Oil sets new record near $120, $200 possible
Oil hit a new record near $120 a barrel on Monday, boosted by a string of bullish factors that include a UK refinery strike and disruptions to Nigeria's output that highlight the market's anxieties over threats to supply.
Prices held firm below earlier highs, despite a rally in the US dollar versus the euro and yen, which reflected growing expectations that the US Federal Reserve may not cut interest rates this week.
US light crude for June delivery was up 28 cents at $118.80 a barrel by 1055 GMT, after a lifetime high of $119.93. Prices are up almost 25 percent since the start of the year.
"The Federal Reserve will have a chance to bolster the dollar if it decides to hold the line on further rate increases," Edward Meir, analyst with broker MF Global, said in a research note. "Both these developments could possibly induce a correction in energy prices later in the week, but for now the trend appears higher still."
Crude prices have surged more than fivefold since 2002 as global supplies struggle to keep pace with rising demand in emerging economies, such as China.
The Organization of the Petroleum Exporting Countries (OPEC), that produces more than a third of the world's oil, has refused to pump more, saying the market is adequately supplied.

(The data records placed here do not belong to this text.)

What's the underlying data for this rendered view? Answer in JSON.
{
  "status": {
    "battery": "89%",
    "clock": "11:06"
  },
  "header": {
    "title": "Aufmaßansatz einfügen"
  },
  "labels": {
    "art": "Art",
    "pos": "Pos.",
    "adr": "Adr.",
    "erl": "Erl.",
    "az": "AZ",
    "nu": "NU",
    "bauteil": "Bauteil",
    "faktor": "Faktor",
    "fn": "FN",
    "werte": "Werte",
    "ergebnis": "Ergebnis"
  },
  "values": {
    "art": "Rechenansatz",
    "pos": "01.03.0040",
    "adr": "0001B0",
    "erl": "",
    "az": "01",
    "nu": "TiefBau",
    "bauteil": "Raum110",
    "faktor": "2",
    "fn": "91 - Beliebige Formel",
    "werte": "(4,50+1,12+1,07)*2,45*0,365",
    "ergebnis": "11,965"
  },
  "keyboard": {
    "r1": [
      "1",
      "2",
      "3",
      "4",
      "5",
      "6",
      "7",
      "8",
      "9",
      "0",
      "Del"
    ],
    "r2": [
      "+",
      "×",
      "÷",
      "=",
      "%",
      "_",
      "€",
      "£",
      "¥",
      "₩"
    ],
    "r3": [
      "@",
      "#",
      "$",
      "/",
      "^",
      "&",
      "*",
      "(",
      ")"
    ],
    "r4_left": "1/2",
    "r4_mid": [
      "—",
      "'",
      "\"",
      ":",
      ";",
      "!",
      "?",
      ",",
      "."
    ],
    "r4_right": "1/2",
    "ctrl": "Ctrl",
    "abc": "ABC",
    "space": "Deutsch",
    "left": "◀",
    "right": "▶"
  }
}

OPEC President Chakib Khelil blamed the fall in the US dollar for high prices and did not rule out prices rising to $200 a barrel.